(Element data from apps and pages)
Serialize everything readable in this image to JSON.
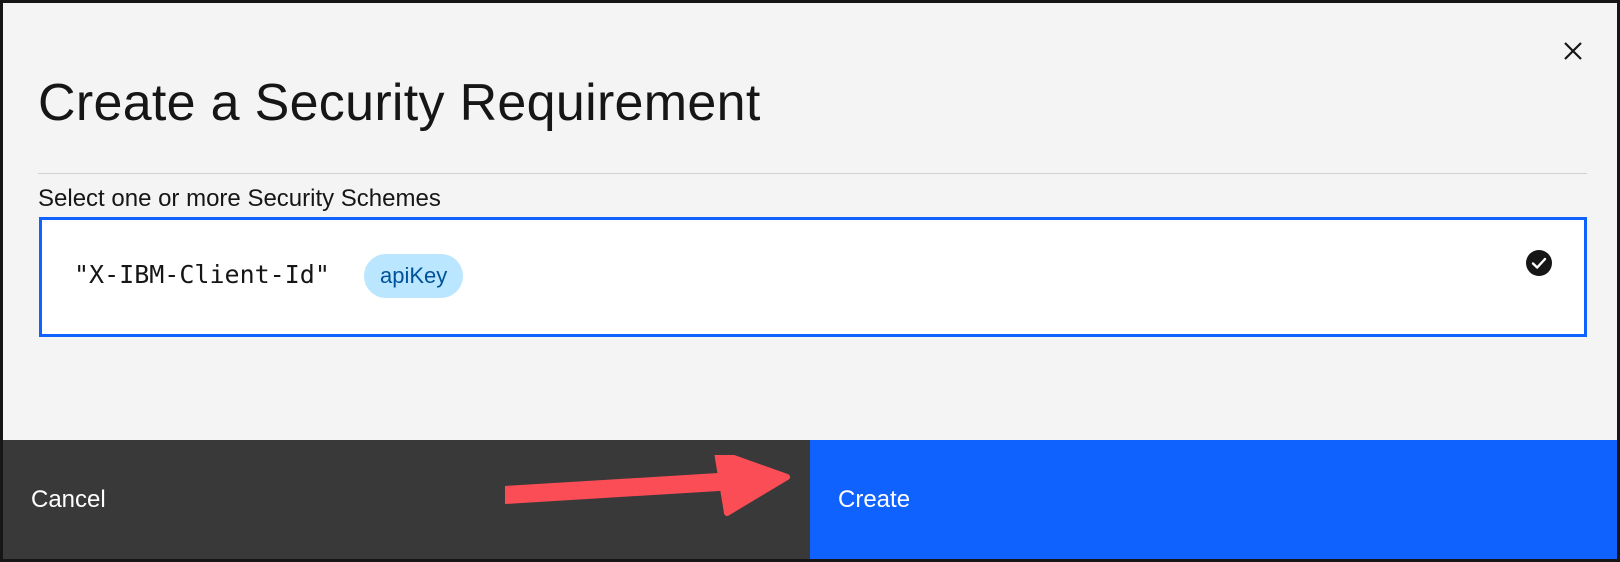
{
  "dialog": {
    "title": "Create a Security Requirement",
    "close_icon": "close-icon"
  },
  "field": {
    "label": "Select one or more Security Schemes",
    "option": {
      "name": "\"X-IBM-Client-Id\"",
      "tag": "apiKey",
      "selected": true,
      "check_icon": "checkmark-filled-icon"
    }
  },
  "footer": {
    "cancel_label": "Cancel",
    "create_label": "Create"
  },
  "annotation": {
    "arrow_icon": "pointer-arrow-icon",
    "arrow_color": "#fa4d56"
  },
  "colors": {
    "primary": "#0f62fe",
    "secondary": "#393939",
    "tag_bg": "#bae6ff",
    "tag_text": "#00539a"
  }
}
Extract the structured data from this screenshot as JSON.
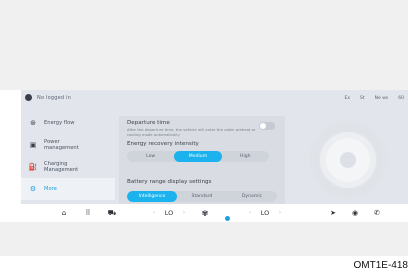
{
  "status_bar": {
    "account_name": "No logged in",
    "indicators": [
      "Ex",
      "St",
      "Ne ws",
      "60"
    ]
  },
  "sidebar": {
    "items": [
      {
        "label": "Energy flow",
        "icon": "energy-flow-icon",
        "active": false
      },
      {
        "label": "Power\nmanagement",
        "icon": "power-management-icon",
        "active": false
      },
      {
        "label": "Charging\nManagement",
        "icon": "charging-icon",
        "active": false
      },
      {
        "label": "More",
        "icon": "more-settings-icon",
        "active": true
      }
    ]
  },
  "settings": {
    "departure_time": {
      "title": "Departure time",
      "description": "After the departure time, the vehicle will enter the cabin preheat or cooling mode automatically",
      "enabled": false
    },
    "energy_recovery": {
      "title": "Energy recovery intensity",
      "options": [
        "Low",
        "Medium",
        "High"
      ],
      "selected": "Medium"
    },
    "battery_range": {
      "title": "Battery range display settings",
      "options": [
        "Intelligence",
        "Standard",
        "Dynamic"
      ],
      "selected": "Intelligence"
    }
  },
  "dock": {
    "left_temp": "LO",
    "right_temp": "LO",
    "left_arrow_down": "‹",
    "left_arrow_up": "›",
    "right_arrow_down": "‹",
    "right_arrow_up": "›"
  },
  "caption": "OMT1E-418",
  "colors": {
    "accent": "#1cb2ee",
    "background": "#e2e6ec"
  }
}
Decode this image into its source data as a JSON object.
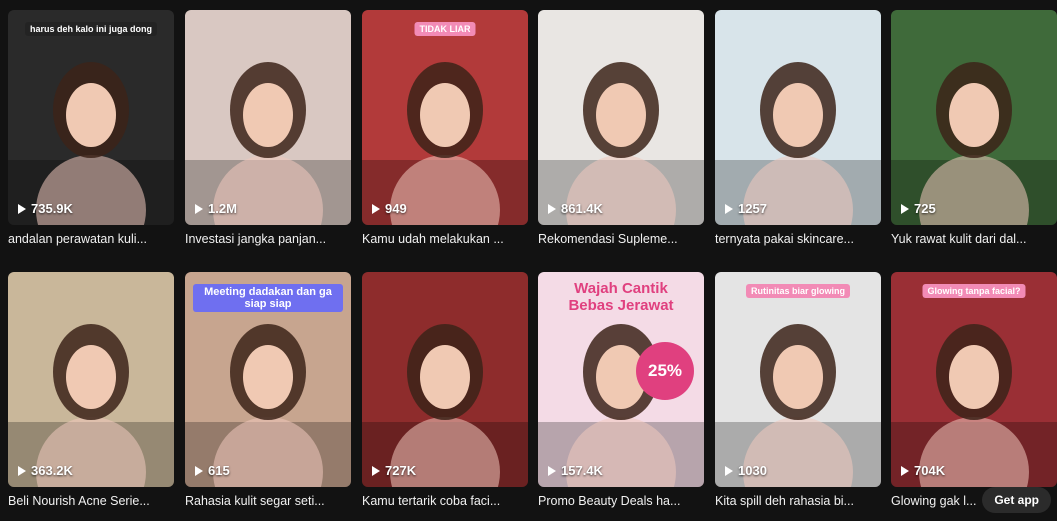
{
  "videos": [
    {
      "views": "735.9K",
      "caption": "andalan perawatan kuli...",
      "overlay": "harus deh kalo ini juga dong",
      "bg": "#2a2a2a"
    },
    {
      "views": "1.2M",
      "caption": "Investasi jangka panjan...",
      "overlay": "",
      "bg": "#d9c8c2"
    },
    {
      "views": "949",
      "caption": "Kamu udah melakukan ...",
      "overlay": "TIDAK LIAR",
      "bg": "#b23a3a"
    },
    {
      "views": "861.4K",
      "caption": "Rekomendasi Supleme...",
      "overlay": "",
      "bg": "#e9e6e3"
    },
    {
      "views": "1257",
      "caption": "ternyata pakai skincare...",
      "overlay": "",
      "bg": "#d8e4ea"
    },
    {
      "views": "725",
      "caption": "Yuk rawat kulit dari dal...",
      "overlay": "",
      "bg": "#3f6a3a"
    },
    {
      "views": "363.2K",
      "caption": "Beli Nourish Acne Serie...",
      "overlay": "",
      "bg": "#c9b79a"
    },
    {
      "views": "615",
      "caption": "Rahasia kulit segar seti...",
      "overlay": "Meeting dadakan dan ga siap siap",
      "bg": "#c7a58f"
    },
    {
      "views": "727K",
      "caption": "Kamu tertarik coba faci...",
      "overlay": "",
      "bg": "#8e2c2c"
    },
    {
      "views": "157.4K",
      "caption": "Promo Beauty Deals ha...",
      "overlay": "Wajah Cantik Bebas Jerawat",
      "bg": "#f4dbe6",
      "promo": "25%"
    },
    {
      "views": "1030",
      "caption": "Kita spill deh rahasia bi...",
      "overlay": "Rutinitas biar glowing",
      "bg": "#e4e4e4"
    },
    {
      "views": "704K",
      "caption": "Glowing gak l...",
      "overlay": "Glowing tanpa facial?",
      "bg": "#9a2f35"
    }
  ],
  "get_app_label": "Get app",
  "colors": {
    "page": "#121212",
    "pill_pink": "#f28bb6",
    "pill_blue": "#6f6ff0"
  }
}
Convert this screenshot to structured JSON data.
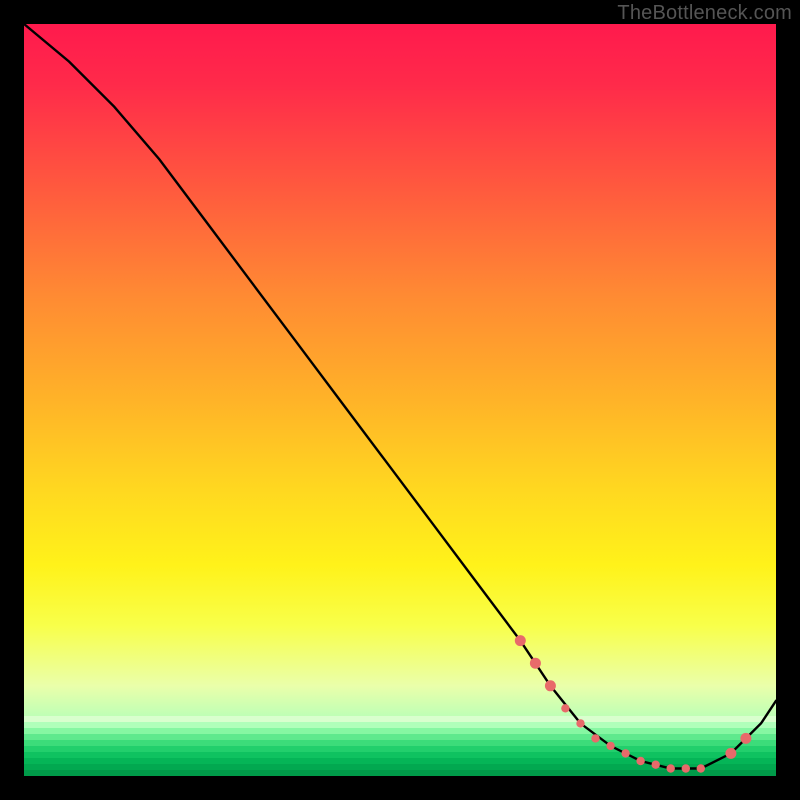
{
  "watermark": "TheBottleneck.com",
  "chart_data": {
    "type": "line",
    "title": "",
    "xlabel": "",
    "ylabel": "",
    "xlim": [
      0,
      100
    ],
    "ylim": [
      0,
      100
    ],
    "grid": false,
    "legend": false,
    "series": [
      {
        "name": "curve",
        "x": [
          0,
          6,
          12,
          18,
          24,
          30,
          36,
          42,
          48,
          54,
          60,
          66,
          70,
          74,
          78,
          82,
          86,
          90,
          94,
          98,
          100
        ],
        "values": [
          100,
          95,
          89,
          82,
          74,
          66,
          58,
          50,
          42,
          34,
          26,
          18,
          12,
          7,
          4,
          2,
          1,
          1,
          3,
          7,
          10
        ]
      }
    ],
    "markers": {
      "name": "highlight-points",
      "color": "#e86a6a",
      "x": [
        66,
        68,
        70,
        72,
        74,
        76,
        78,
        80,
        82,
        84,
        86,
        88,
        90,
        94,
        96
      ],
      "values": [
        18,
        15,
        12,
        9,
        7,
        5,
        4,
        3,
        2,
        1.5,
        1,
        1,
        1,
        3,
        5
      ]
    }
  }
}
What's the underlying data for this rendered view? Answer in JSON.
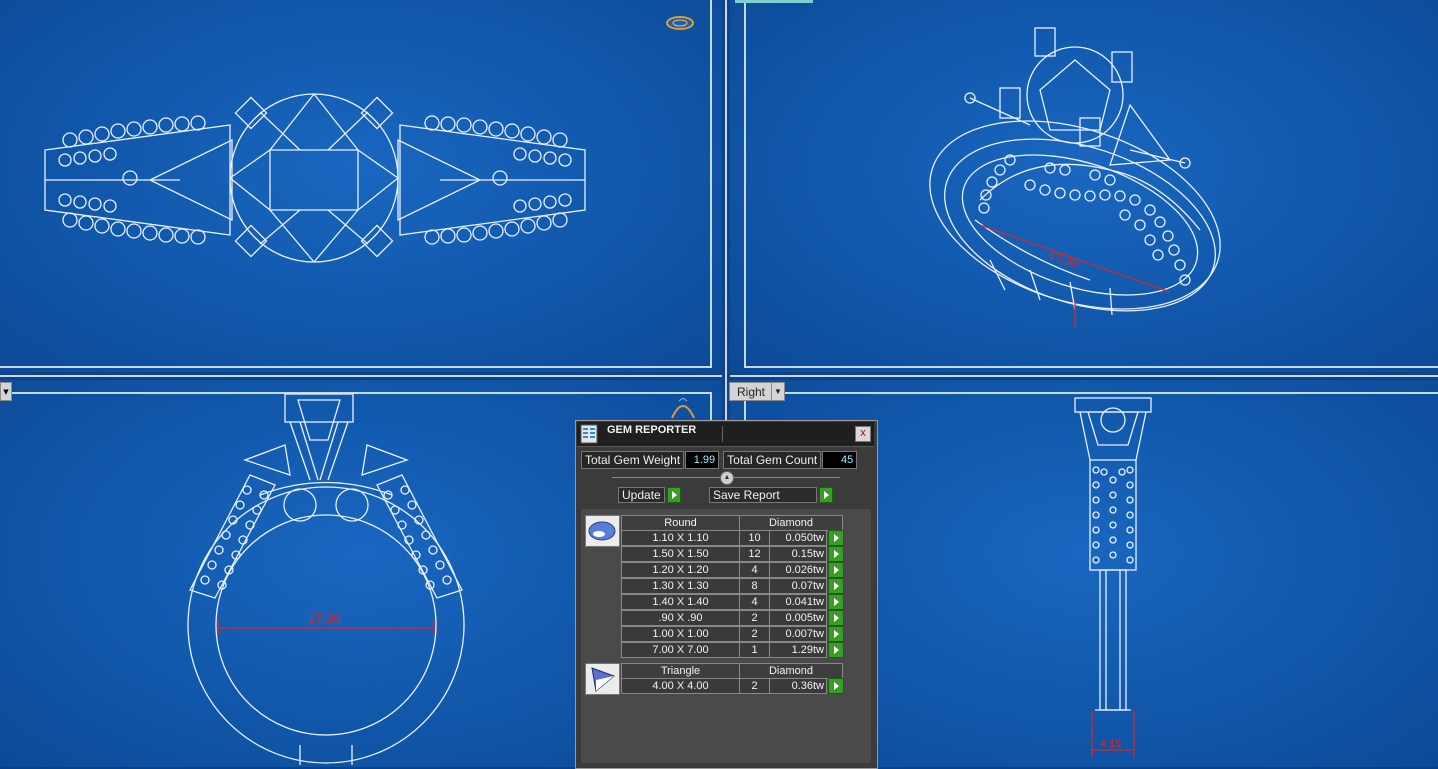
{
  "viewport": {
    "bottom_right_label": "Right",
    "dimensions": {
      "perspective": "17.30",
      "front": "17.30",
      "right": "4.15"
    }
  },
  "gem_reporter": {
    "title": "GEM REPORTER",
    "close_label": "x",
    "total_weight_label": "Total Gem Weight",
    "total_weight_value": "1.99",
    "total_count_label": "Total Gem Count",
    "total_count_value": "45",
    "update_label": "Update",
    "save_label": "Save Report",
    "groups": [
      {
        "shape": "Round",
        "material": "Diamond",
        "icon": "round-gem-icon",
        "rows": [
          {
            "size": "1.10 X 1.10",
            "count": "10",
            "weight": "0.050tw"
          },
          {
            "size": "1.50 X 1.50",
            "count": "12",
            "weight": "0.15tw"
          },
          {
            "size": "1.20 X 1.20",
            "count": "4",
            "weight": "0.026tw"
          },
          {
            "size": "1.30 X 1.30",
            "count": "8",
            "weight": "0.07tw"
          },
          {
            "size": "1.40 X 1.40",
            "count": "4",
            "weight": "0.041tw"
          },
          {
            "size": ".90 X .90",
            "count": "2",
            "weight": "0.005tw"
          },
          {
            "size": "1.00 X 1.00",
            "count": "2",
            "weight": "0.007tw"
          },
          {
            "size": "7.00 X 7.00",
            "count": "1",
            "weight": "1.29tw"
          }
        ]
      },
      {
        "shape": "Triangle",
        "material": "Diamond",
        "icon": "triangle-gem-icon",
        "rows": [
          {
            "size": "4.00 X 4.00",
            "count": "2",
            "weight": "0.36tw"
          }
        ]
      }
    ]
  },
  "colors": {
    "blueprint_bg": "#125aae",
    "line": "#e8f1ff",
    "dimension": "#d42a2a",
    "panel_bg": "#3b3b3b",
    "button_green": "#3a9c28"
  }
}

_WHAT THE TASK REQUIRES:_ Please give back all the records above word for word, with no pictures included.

_RESPONSE BOX:_
Serialize everything readable in this image to JSON.
{
  "dialog": {
    "title": "Create a Security Requirement",
    "close_icon": "close-icon"
  },
  "field": {
    "label": "Select one or more Security Schemes",
    "option": {
      "name": "\"X-IBM-Client-Id\"",
      "tag": "apiKey",
      "selected": true,
      "check_icon": "checkmark-filled-icon"
    }
  },
  "footer": {
    "cancel_label": "Cancel",
    "create_label": "Create"
  },
  "annotation": {
    "arrow_icon": "pointer-arrow-icon",
    "arrow_color": "#fa4d56"
  },
  "colors": {
    "primary": "#0f62fe",
    "secondary": "#393939",
    "tag_bg": "#bae6ff",
    "tag_text": "#00539a"
  }
}
Extract the structured data from this screenshot as JSON.
{
  "status_bar": {
    "account_name": "No logged in",
    "indicators": [
      "Ex",
      "St",
      "Ne ws",
      "60"
    ]
  },
  "sidebar": {
    "items": [
      {
        "label": "Energy flow",
        "icon": "energy-flow-icon",
        "active": false
      },
      {
        "label": "Power\nmanagement",
        "icon": "power-management-icon",
        "active": false
      },
      {
        "label": "Charging\nManagement",
        "icon": "charging-icon",
        "active": false
      },
      {
        "label": "More",
        "icon": "more-settings-icon",
        "active": true
      }
    ]
  },
  "settings": {
    "departure_time": {
      "title": "Departure time",
      "description": "After the departure time, the vehicle will enter the cabin preheat or cooling mode automatically",
      "enabled": false
    },
    "energy_recovery": {
      "title": "Energy recovery intensity",
      "options": [
        "Low",
        "Medium",
        "High"
      ],
      "selected": "Medium"
    },
    "battery_range": {
      "title": "Battery range display settings",
      "options": [
        "Intelligence",
        "Standard",
        "Dynamic"
      ],
      "selected": "Intelligence"
    }
  },
  "dock": {
    "left_temp": "LO",
    "right_temp": "LO",
    "left_arrow_down": "‹",
    "left_arrow_up": "›",
    "right_arrow_down": "‹",
    "right_arrow_up": "›"
  },
  "caption": "OMT1E-418",
  "colors": {
    "accent": "#1cb2ee",
    "background": "#e2e6ec"
  }
}
Decode this image into its source data as a JSON object.
{
  "videos": [
    {
      "views": "735.9K",
      "caption": "andalan perawatan kuli...",
      "overlay": "harus deh kalo ini juga dong",
      "bg": "#2a2a2a"
    },
    {
      "views": "1.2M",
      "caption": "Investasi jangka panjan...",
      "overlay": "",
      "bg": "#d9c8c2"
    },
    {
      "views": "949",
      "caption": "Kamu udah melakukan ...",
      "overlay": "TIDAK LIAR",
      "bg": "#b23a3a"
    },
    {
      "views": "861.4K",
      "caption": "Rekomendasi Supleme...",
      "overlay": "",
      "bg": "#e9e6e3"
    },
    {
      "views": "1257",
      "caption": "ternyata pakai skincare...",
      "overlay": "",
      "bg": "#d8e4ea"
    },
    {
      "views": "725",
      "caption": "Yuk rawat kulit dari dal...",
      "overlay": "",
      "bg": "#3f6a3a"
    },
    {
      "views": "363.2K",
      "caption": "Beli Nourish Acne Serie...",
      "overlay": "",
      "bg": "#c9b79a"
    },
    {
      "views": "615",
      "caption": "Rahasia kulit segar seti...",
      "overlay": "Meeting dadakan dan ga siap siap",
      "bg": "#c7a58f"
    },
    {
      "views": "727K",
      "caption": "Kamu tertarik coba faci...",
      "overlay": "",
      "bg": "#8e2c2c"
    },
    {
      "views": "157.4K",
      "caption": "Promo Beauty Deals ha...",
      "overlay": "Wajah Cantik Bebas Jerawat",
      "bg": "#f4dbe6",
      "promo": "25%"
    },
    {
      "views": "1030",
      "caption": "Kita spill deh rahasia bi...",
      "overlay": "Rutinitas biar glowing",
      "bg": "#e4e4e4"
    },
    {
      "views": "704K",
      "caption": "Glowing gak l...",
      "overlay": "Glowing tanpa facial?",
      "bg": "#9a2f35"
    }
  ],
  "get_app_label": "Get app",
  "colors": {
    "page": "#121212",
    "pill_pink": "#f28bb6",
    "pill_blue": "#6f6ff0"
  }
}
Convert this screenshot to structured JSON data.
{
  "watermark": "TheBottleneck.com",
  "chart_data": {
    "type": "line",
    "title": "",
    "xlabel": "",
    "ylabel": "",
    "xlim": [
      0,
      100
    ],
    "ylim": [
      0,
      100
    ],
    "grid": false,
    "legend": false,
    "series": [
      {
        "name": "curve",
        "x": [
          0,
          6,
          12,
          18,
          24,
          30,
          36,
          42,
          48,
          54,
          60,
          66,
          70,
          74,
          78,
          82,
          86,
          90,
          94,
          98,
          100
        ],
        "values": [
          100,
          95,
          89,
          82,
          74,
          66,
          58,
          50,
          42,
          34,
          26,
          18,
          12,
          7,
          4,
          2,
          1,
          1,
          3,
          7,
          10
        ]
      }
    ],
    "markers": {
      "name": "highlight-points",
      "color": "#e86a6a",
      "x": [
        66,
        68,
        70,
        72,
        74,
        76,
        78,
        80,
        82,
        84,
        86,
        88,
        90,
        94,
        96
      ],
      "values": [
        18,
        15,
        12,
        9,
        7,
        5,
        4,
        3,
        2,
        1.5,
        1,
        1,
        1,
        3,
        5
      ]
    }
  }
}
What's the underlying data for this rendered view? Answer in JSON.
{
  "viewport": {
    "bottom_right_label": "Right",
    "dimensions": {
      "perspective": "17.30",
      "front": "17.30",
      "right": "4.15"
    }
  },
  "gem_reporter": {
    "title": "GEM REPORTER",
    "close_label": "x",
    "total_weight_label": "Total Gem Weight",
    "total_weight_value": "1.99",
    "total_count_label": "Total Gem Count",
    "total_count_value": "45",
    "update_label": "Update",
    "save_label": "Save Report",
    "groups": [
      {
        "shape": "Round",
        "material": "Diamond",
        "icon": "round-gem-icon",
        "rows": [
          {
            "size": "1.10 X 1.10",
            "count": "10",
            "weight": "0.050tw"
          },
          {
            "size": "1.50 X 1.50",
            "count": "12",
            "weight": "0.15tw"
          },
          {
            "size": "1.20 X 1.20",
            "count": "4",
            "weight": "0.026tw"
          },
          {
            "size": "1.30 X 1.30",
            "count": "8",
            "weight": "0.07tw"
          },
          {
            "size": "1.40 X 1.40",
            "count": "4",
            "weight": "0.041tw"
          },
          {
            "size": ".90 X .90",
            "count": "2",
            "weight": "0.005tw"
          },
          {
            "size": "1.00 X 1.00",
            "count": "2",
            "weight": "0.007tw"
          },
          {
            "size": "7.00 X 7.00",
            "count": "1",
            "weight": "1.29tw"
          }
        ]
      },
      {
        "shape": "Triangle",
        "material": "Diamond",
        "icon": "triangle-gem-icon",
        "rows": [
          {
            "size": "4.00 X 4.00",
            "count": "2",
            "weight": "0.36tw"
          }
        ]
      }
    ]
  },
  "colors": {
    "blueprint_bg": "#125aae",
    "line": "#e8f1ff",
    "dimension": "#d42a2a",
    "panel_bg": "#3b3b3b",
    "button_green": "#3a9c28"
  }
}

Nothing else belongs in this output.